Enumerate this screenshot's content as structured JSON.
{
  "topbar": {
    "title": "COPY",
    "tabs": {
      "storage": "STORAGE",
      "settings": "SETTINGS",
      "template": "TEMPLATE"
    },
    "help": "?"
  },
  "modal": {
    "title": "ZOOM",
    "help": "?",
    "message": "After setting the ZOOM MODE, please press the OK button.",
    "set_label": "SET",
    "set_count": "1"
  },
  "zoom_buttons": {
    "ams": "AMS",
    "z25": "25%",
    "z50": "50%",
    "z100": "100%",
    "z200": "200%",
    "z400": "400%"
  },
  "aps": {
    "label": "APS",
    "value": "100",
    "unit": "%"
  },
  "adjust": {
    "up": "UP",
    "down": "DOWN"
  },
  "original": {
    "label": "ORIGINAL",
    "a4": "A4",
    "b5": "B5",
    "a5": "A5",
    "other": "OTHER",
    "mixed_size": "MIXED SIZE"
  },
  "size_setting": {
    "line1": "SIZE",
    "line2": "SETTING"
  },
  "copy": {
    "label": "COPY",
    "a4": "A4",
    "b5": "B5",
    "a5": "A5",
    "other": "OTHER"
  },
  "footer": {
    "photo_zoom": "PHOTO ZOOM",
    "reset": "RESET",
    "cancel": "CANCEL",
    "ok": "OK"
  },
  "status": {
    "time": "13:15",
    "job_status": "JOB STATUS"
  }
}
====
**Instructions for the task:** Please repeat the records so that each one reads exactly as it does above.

**Task result:**
Enumerate this screenshot's content as structured JSON.
{
  "topbar": {
    "title": "COPY",
    "tabs": {
      "storage": "STORAGE",
      "settings": "SETTINGS",
      "template": "TEMPLATE"
    },
    "help": "?"
  },
  "modal": {
    "title": "ZOOM",
    "help": "?",
    "message": "After setting the ZOOM MODE, please press the OK button.",
    "set_label": "SET",
    "set_count": "1"
  },
  "zoom_buttons": {
    "ams": "AMS",
    "z25": "25%",
    "z50": "50%",
    "z100": "100%",
    "z200": "200%",
    "z400": "400%"
  },
  "aps": {
    "label": "APS",
    "value": "100",
    "unit": "%"
  },
  "adjust": {
    "up": "UP",
    "down": "DOWN"
  },
  "original": {
    "label": "ORIGINAL",
    "a4": "A4",
    "b5": "B5",
    "a5": "A5",
    "other": "OTHER",
    "mixed_size": "MIXED SIZE"
  },
  "size_setting": {
    "line1": "SIZE",
    "line2": "SETTING"
  },
  "copy": {
    "label": "COPY",
    "a4": "A4",
    "b5": "B5",
    "a5": "A5",
    "other": "OTHER"
  },
  "footer": {
    "photo_zoom": "PHOTO ZOOM",
    "reset": "RESET",
    "cancel": "CANCEL",
    "ok": "OK"
  },
  "status": {
    "time": "13:15",
    "job_status": "JOB STATUS"
  }
}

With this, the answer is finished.